Son of David question

from Wikipedia, the free encyclopedia

The Son of David question (also Messiah question ) designates a chapter in the Synoptic Gospels ( Mk 12.35–37  EU ; Matt 22.41–46  EU ; Lk 20.1–21.4  EU ). After Jesus did not find acceptance among the various leading strata ( scribes , Pharisees , Sadducees , Herodians) of the Jewish people, but was rejected because his claim to authority was questioned, Jesus convicts the scribes and Pharisees by asking about the origin of the Messiah (with reference to Psalm 110.1) of their own unfounded claim to power and thus embarrasses them in front of the people present. Because when the Hasmoneans came to power in 165 BC The high priests of the temple and their descendants had been killed, so that the Hasmonean kings were now rulers and high priests at the same time and the hereditary priesthood, which went back to Moses and Aaron, no longer existed.
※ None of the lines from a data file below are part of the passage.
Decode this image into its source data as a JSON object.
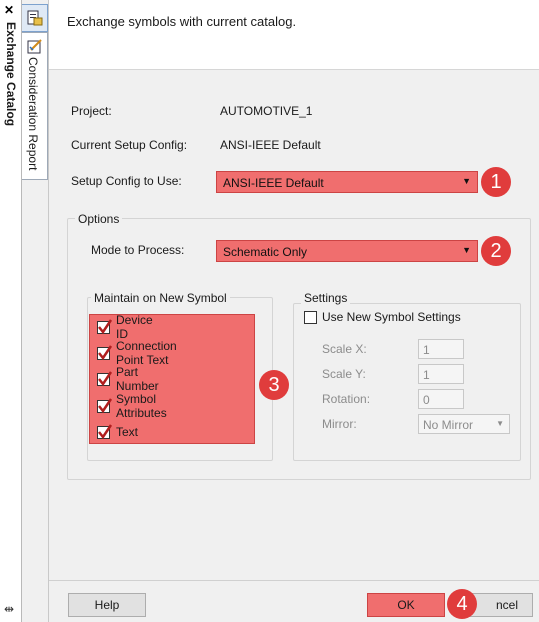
{
  "panel": {
    "title": "Exchange Catalog",
    "tab_consideration": "Consideration Report"
  },
  "header": {
    "description": "Exchange symbols with current catalog."
  },
  "info": {
    "project_label": "Project:",
    "project_value": "AUTOMOTIVE_1",
    "current_setup_label": "Current Setup Config:",
    "current_setup_value": "ANSI-IEEE Default",
    "setup_to_use_label": "Setup Config to Use:",
    "setup_to_use_value": "ANSI-IEEE Default"
  },
  "options": {
    "title": "Options",
    "mode_label": "Mode to Process:",
    "mode_value": "Schematic Only"
  },
  "maintain": {
    "title": "Maintain on New Symbol",
    "items": [
      {
        "label": "Device ID",
        "checked": true
      },
      {
        "label": "Connection Point Text",
        "checked": true
      },
      {
        "label": "Part Number",
        "checked": true
      },
      {
        "label": "Symbol Attributes",
        "checked": true
      },
      {
        "label": "Text",
        "checked": true
      }
    ]
  },
  "settings": {
    "title": "Settings",
    "use_new_label": "Use New Symbol Settings",
    "scale_x_label": "Scale X:",
    "scale_x_value": "1",
    "scale_y_label": "Scale Y:",
    "scale_y_value": "1",
    "rotation_label": "Rotation:",
    "rotation_value": "0",
    "mirror_label": "Mirror:",
    "mirror_value": "No Mirror"
  },
  "footer": {
    "help_label": "Help",
    "ok_label": "OK",
    "cancel_label": "ncel"
  },
  "callouts": [
    "1",
    "2",
    "3",
    "4"
  ],
  "colors": {
    "highlight": "#f06e6e",
    "badge": "#e03c3c",
    "check": "#c0392b"
  }
}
In the face of this manifest defeat, the scribes and Pharisees refrain from further attempts to publicly expose Jesus. The open conflict between Jesus and the scribes and Pharisees breaks off, so that the question of the Son of David can be seen as a turning point in the pre-Easter conflict.
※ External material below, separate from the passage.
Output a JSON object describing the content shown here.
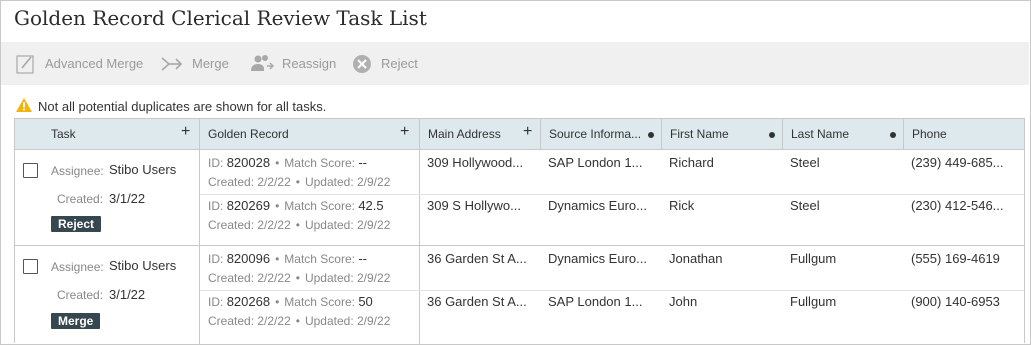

The cause of the conflict can be seen in the various religious standards of Jesus and his opponents. The fulfillment of the will of God, as described in the Mosaic Law and the prophets, is given by Jesus as a binding standard in a powerful way. Specifically, as the Sermon on the Mount shows, this standard consists of the double commandment to love God and love one's neighbor . By reacting to Jesus' ministry, scribes and Pharisees show from the early stages of the conflict that they are unwilling to accept this standard. Rather, they hold fast to their own standards by which they judge and condemn Jesus' work.

The portrayal of the conflict is given a further climax by the Pharisees' death resolution against Jesus. The result of this decision is a change in Jesus' strategy in dealing with his opponents. Before the death sentence, he tries to argumentatively lead them to insight. He then confronts them directly with the Spirit of God as the origin of his authority and, in the event of continued refusal, with the perspective of the judgment.

See also


  • Bruce Chilton: Jesus Ben David. Reflections on the Son of David question. In: Journal for the Study of the New Testament 14, 1982, ISSN  0142-064X , pp. 88-112
  • Ferdinand R. Prostmeier : The "descendant of David". Interpretation and meanings for Christology. In: Johannes Frühwald-König, Ferdinand R. Prostmeier, Reinhold Zwick (eds.): “Isn't it written ...?” Studies on the Bible and its history of impact. Festschrift for Georg Schmuttermayr . Verlag Friedrich Pustet, Regensburg 2001, ISBN 3-7917-1747-2 , pp. 209-236.